Distracted driving is deadly. We know that, and yet many are still pulled into responding to text messages while driving. It might be curiosity, social pressure or boredom — whatever the motivation, texting while driving has to be avoided.
Here are a few suggestions that might be helpful in cutting the habit.
Out of sight, out of mind — This is the cold turkey approach. You simply get the phone out of sight, out of mind. This might not be possible or advisable on longer trips, but you can probably journey to the supermarket, the post office, and dry cleaners without the accompaniment of a text convo.
Manage your family and friends’ expectations. Ever gotten a text which you couldn’t immediately pick up, and then hear or feel an endless stream of text messages? Curiosity finally gets the best of you and you break away from whatever you’re trying to focus on, only to see that it’s all variations of the same insistent messages demanding to know…what you want for lunch. It’s…important.
Make it widely known among your social group that you don’t EVER respond to text messages while behind the wheel. For longer trips, consider altering your voice and text auto-reply messages to announce that you’re driving, and you’ll return all messages when you stop. When you manage the expectations of others, they’ll eventually figure out that the reasons you don’t immediately text back are that you’re driving, not that you just need one more digital prod.
Make a strategy for long trips. It’s understandable if you sometimes have to stay in touch with your world even while you’re driving. If you’ve got a sick child at home or you’re expecting an important business call, you can’t lock your phone in your console and be done with it. There are things you can do that are better than texting.

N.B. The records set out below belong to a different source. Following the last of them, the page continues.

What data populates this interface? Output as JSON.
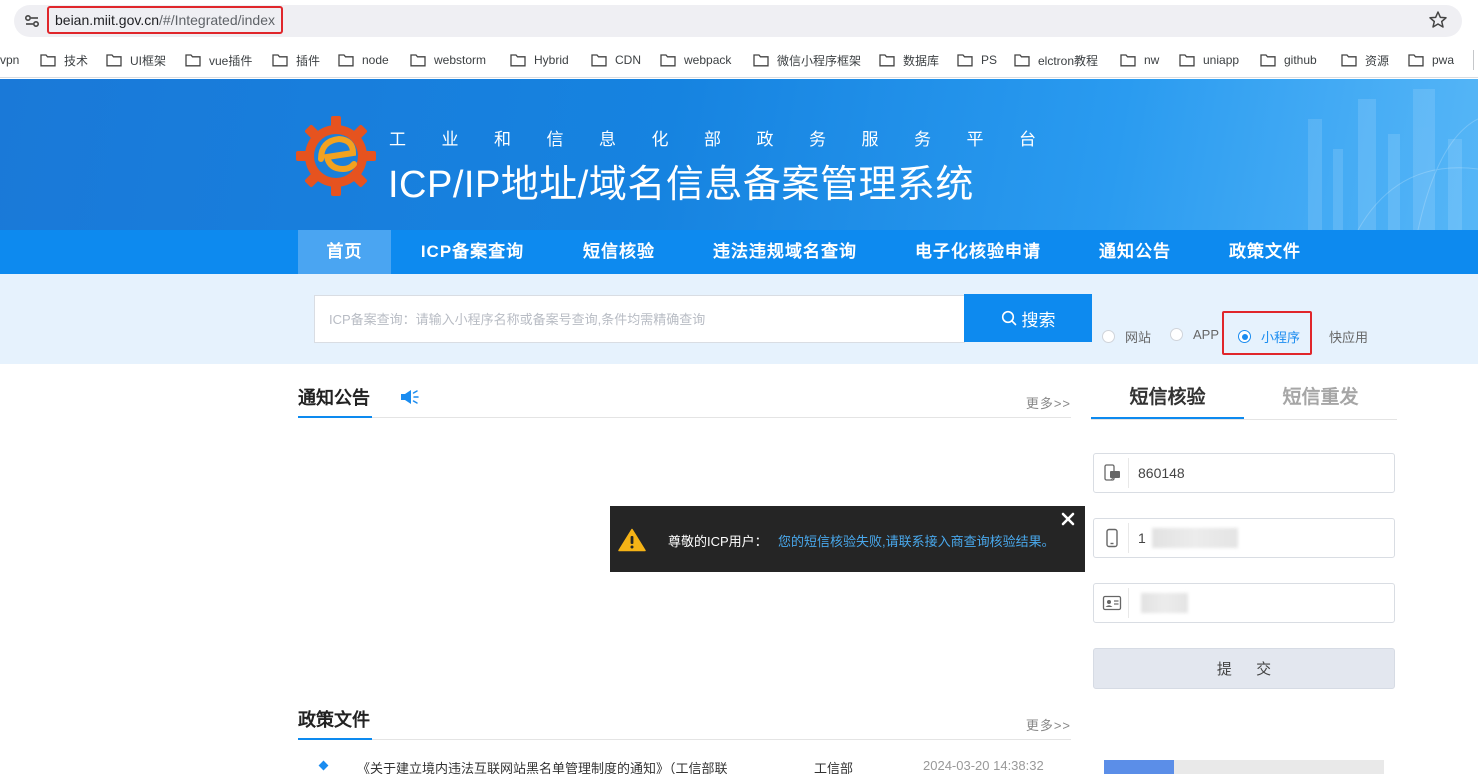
{
  "browser": {
    "url_host": "beian.miit.gov.cn",
    "url_path": "/#/Integrated/index",
    "bookmarks": [
      "vpn",
      "技术",
      "UI框架",
      "vue插件",
      "插件",
      "node",
      "webstorm",
      "Hybrid",
      "CDN",
      "webpack",
      "微信小程序框架",
      "数据库",
      "PS",
      "elctron教程",
      "nw",
      "uniapp",
      "github",
      "资源",
      "pwa"
    ]
  },
  "header": {
    "subtitle": "工业和信息化部政务服务平台",
    "title": "ICP/IP地址/域名信息备案管理系统"
  },
  "nav": {
    "items": [
      "首页",
      "ICP备案查询",
      "短信核验",
      "违法违规域名查询",
      "电子化核验申请",
      "通知公告",
      "政策文件"
    ]
  },
  "search": {
    "placeholder": "ICP备案查询：请输入小程序名称或备案号查询,条件均需精确查询",
    "button": "搜索",
    "options": [
      "网站",
      "APP",
      "小程序",
      "快应用"
    ],
    "selected": "小程序"
  },
  "notice": {
    "title": "通知公告",
    "more": "更多>>"
  },
  "policy": {
    "title": "政策文件",
    "more": "更多>>",
    "rows": [
      {
        "title": "《关于建立境内违法互联网站黑名单管理制度的通知》（工信部联",
        "org": "工信部",
        "date": "2024-03-20 14:38:32"
      }
    ]
  },
  "sms": {
    "tab_verify": "短信核验",
    "tab_resend": "短信重发",
    "code_value": "860148",
    "phone_value": "1",
    "submit": "提 交"
  },
  "toast": {
    "label": "尊敬的ICP用户：",
    "message": "您的短信核验失败,请联系接入商查询核验结果。"
  },
  "colors": {
    "primary": "#0d8aef",
    "nav_active": "#4aa5f2",
    "highlight_border": "#e0262b",
    "toast_bg": "#252525",
    "toast_link": "#49a8ec"
  }
}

First, tell babysitters, business associates, and others when you’ll be on the road and that they should only try to reach you if it’s truly important. If you have a passenger, give that non-driver your phone and let them monitor the calls and respond if necessary. If driving alone, make frequent rest stops to check your messages or proactively call others for a status update.
If it really is an emergency or an issue that requires immediate response, others should call you rather than text. A phone call is still distracting so keep this in mind.
If you or a loved one have been injured as the result of a distracted driver you may deserve compensation. Call Campbell & Associates today to schedule your free consultation with one of our experienced personal injury attorneys 704.333.0885.